In other words, I was determined to vote for Newt. However smart and savvy the PhD-holding former West Georgia history professor might be, his oozing egotism and appalling personal history would seem to pose no threat to the incumbent president. After all, Obama was smarter and more likable than a man whose first name literally evoked the slimy amphibian his personality resembled and whose last name called to mind a Dr. Seuss villain (!) best known for his greed and cruelty. So Newt it was. Ahead of the Georgia primary, it looked like Gingrich could actually give Romney a run for his oh-so abundant money, and I was happy to help.

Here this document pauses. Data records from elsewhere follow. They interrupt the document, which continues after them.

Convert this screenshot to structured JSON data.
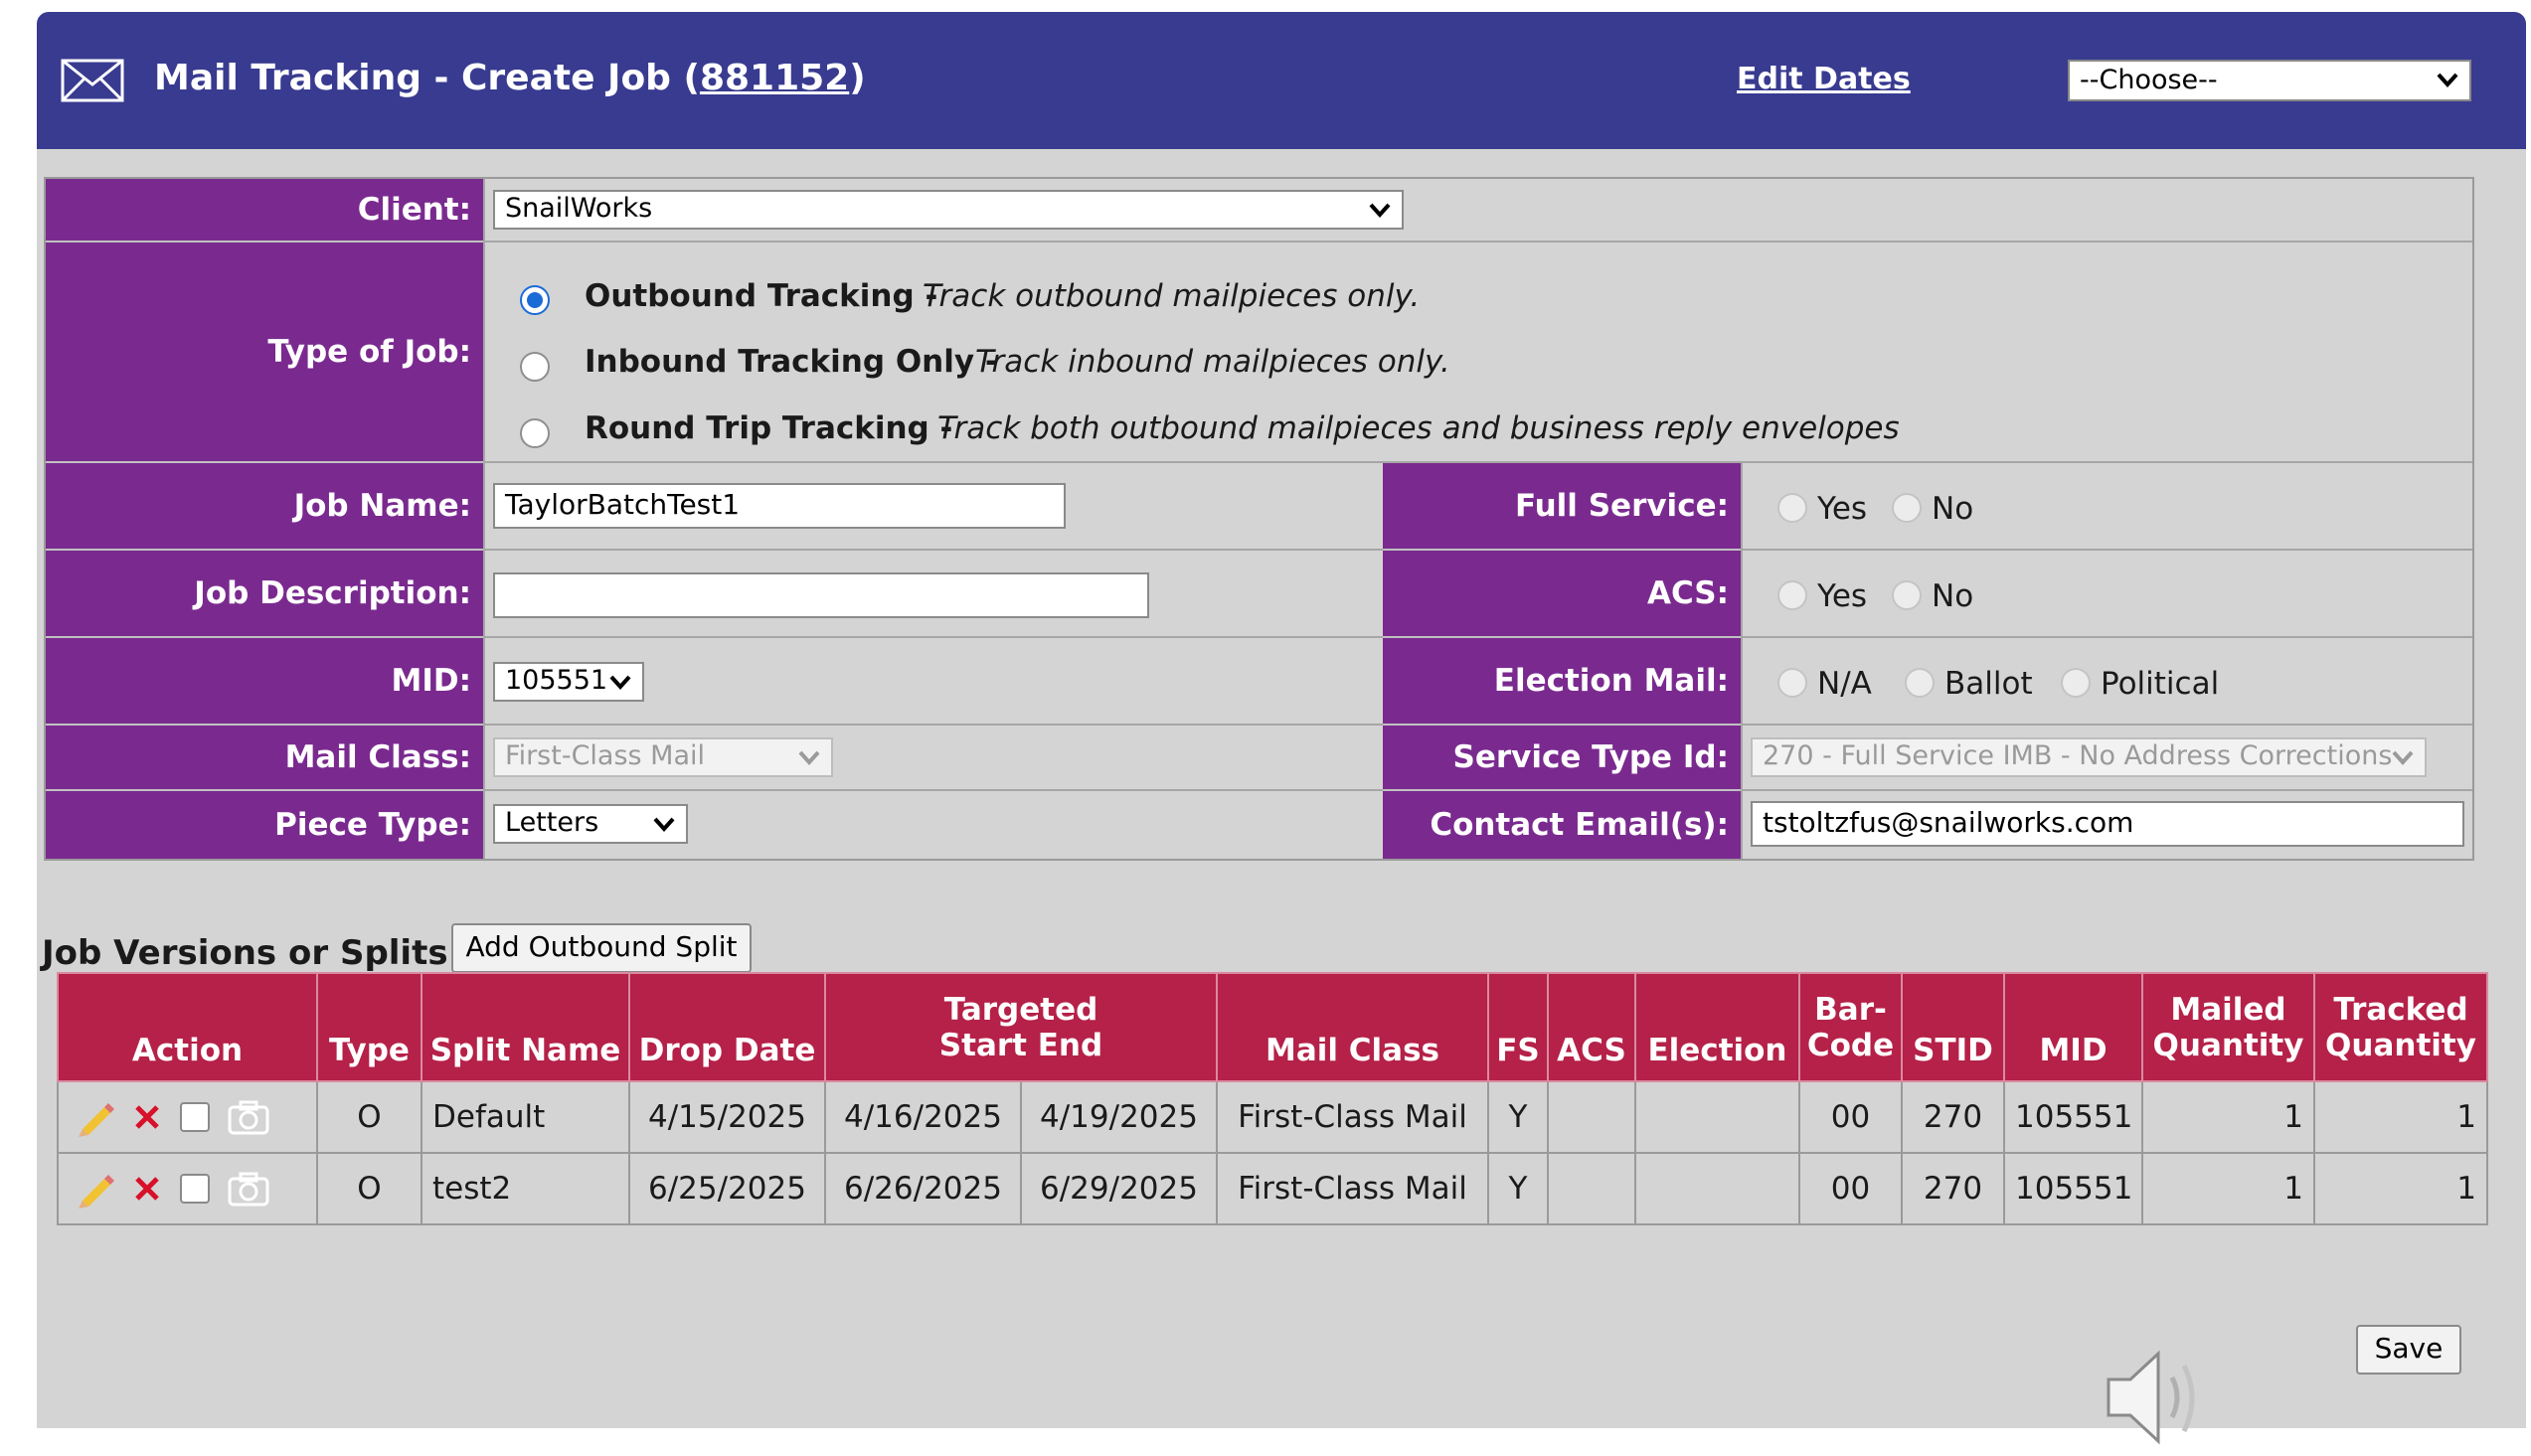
{
  "header": {
    "title_prefix": "Mail Tracking - Create Job (",
    "job_number": "881152",
    "title_suffix": ")",
    "edit_dates": "Edit Dates",
    "choose_value": "--Choose--"
  },
  "form": {
    "client_label": "Client:",
    "client_value": "SnailWorks",
    "type_label": "Type of Job:",
    "job_types": [
      {
        "name": "Outbound Tracking -",
        "desc": "Track outbound mailpieces only.",
        "checked": true
      },
      {
        "name": "Inbound Tracking Only -",
        "desc": "Track inbound mailpieces only.",
        "checked": false
      },
      {
        "name": "Round Trip Tracking -",
        "desc": "Track both outbound mailpieces and business reply envelopes",
        "checked": false
      }
    ],
    "job_name_label": "Job Name:",
    "job_name_value": "TaylorBatchTest1",
    "job_desc_label": "Job Description:",
    "job_desc_value": "",
    "mid_label": "MID:",
    "mid_value": "105551",
    "mail_class_label": "Mail Class:",
    "mail_class_value": "First-Class Mail",
    "piece_type_label": "Piece Type:",
    "piece_type_value": "Letters",
    "full_service_label": "Full Service:",
    "acs_label": "ACS:",
    "yes": "Yes",
    "no": "No",
    "election_label": "Election Mail:",
    "election_options": [
      "N/A",
      "Ballot",
      "Political"
    ],
    "stid_label": "Service Type Id:",
    "stid_value": "270 - Full Service IMB - No Address Corrections",
    "contact_label": "Contact Email(s):",
    "contact_value": "tstoltzfus@snailworks.com"
  },
  "splits": {
    "label": "Job Versions or Splits:",
    "add_button": "Add Outbound Split",
    "headers": {
      "action": "Action",
      "type": "Type",
      "split_name": "Split Name",
      "drop_date": "Drop Date",
      "targeted": "Targeted",
      "start_end": "Start End",
      "mail_class": "Mail Class",
      "fs": "FS",
      "acs": "ACS",
      "election": "Election",
      "barcode": "Bar-Code",
      "stid": "STID",
      "mid": "MID",
      "mailed_qty": "Mailed Quantity",
      "tracked_qty": "Tracked Quantity"
    },
    "rows": [
      {
        "type": "O",
        "split_name": "Default",
        "drop_date": "4/15/2025",
        "start": "4/16/2025",
        "end": "4/19/2025",
        "mail_class": "First-Class Mail",
        "fs": "Y",
        "acs": "",
        "election": "",
        "barcode": "00",
        "stid": "270",
        "mid": "105551",
        "mailed": "1",
        "tracked": "1"
      },
      {
        "type": "O",
        "split_name": "test2",
        "drop_date": "6/25/2025",
        "start": "6/26/2025",
        "end": "6/29/2025",
        "mail_class": "First-Class Mail",
        "fs": "Y",
        "acs": "",
        "election": "",
        "barcode": "00",
        "stid": "270",
        "mid": "105551",
        "mailed": "1",
        "tracked": "1"
      }
    ]
  },
  "footer": {
    "save": "Save"
  },
  "colors": {
    "header": "#383b8f",
    "label_bg": "#7a2a8f",
    "table_header": "#b52148",
    "radio_checked": "#1b6bd6"
  }
}
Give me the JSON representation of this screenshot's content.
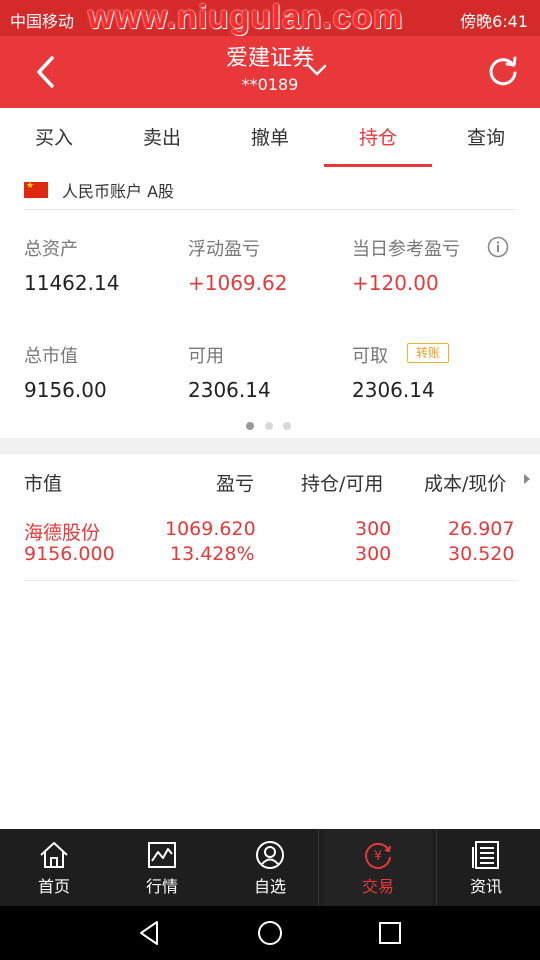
{
  "status_bar": {
    "carrier": "中国移动",
    "time": "傍晚6:41",
    "watermark": "www.niugulan.com"
  },
  "header": {
    "title": "爱建证券",
    "account_no": "**0189"
  },
  "tabs": [
    "买入",
    "卖出",
    "撤单",
    "持仓",
    "查询"
  ],
  "active_tab": "持仓",
  "account": {
    "label": "人民币账户 A股"
  },
  "stats": {
    "total_assets_label": "总资产",
    "total_assets": "11462.14",
    "float_pnl_label": "浮动盈亏",
    "float_pnl": "+1069.62",
    "daily_pnl_label": "当日参考盈亏",
    "daily_pnl": "+120.00",
    "market_value_label": "总市值",
    "market_value": "9156.00",
    "available_label": "可用",
    "available": "2306.14",
    "withdrawable_label": "可取",
    "withdrawable": "2306.14",
    "transfer_badge": "转账"
  },
  "holdings": {
    "headers": {
      "market_value": "市值",
      "pnl": "盈亏",
      "position": "持仓/可用",
      "cost_price": "成本/现价"
    },
    "rows": [
      {
        "name": "海德股份",
        "market_value": "9156.000",
        "pnl": "1069.620",
        "pnl_pct": "13.428%",
        "position": "300",
        "available": "300",
        "cost": "26.907",
        "price": "30.520"
      }
    ]
  },
  "bottom_nav": [
    "首页",
    "行情",
    "自选",
    "交易",
    "资讯"
  ],
  "active_nav": "交易",
  "colors": {
    "accent": "#e8383a",
    "nav_bg": "#1e1e1e"
  }
}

But I wasn’t. Walking to the polling place at a church in East Atlanta Village, I felt a heavy burden of history on my shoulders. I had never voted for a Republican in my life. I remember a liberal history professor (redundant, I know) who I TA’d for in New York telling the class that he had spent most of his life in Rhode Island and Massachusetts, where there were corrupt, long-standing Democratic machines, and yet he had always, always voted for the Democrat. But in 2005, he was going to vote for Mayor Michael Bloomberg, who was then still sort of a Republican, and he worried that he might be struck by lightning for doing so. I wondered if a freak lightning storm might break out over Brownwood Avenue as I soldiered into the polling place.
I had not considered the visceral realities of casting this ballot. As is almost always the case in the South, at least in my experience, the election volunteers were elderly black women. When I showed up to sign in, they asked me which ballot I wanted. With a lump in my throat the size of a cinderblock, I somehow choked out the word, “Republican.” I wanted nothing more in that moment than to shout, “I’m not a bad person! I’m doing this for a reason! Please don’t hate me!” But I could not. I guess I could have, but it seemed like it would be violating some election law to deliberately and openly vote for someone you didn’t support.
I weakly sauntered into the voting booth, and I pulled the lever for Newt. I thought it would be so simple. It’s just one vote. It’s just a lever. It’s part of a strategy. I kept telling myself these things but my body could not physically stop its resistance. Yet I voted for Newt—and you know what? He won.
It was the last contest Dr. Gingrich would win. This is the same man who tried to overthrow his department chair in a coup as an assistant professor—he’s not exactly Churchill material. He’s probably gone back to selling Swiffer-brand toupees on QVC. But for one fleeting moment, I contributed to the political renaissance of a man who committed his entire political life to taking food out of the hands of hungry children. It was not a proud moment, and I took about a million showers after doing so. It was not enough.
For those who might be thinking or casting a kamikaze ballot for Trump or Cruz or Carson or whoever seems to be the freak of the moment this year, for the sole purpose of throwing the GOP nomination into chaos, consider my story. And also consider that however contemptible my act was, at least Gingrich never got elected.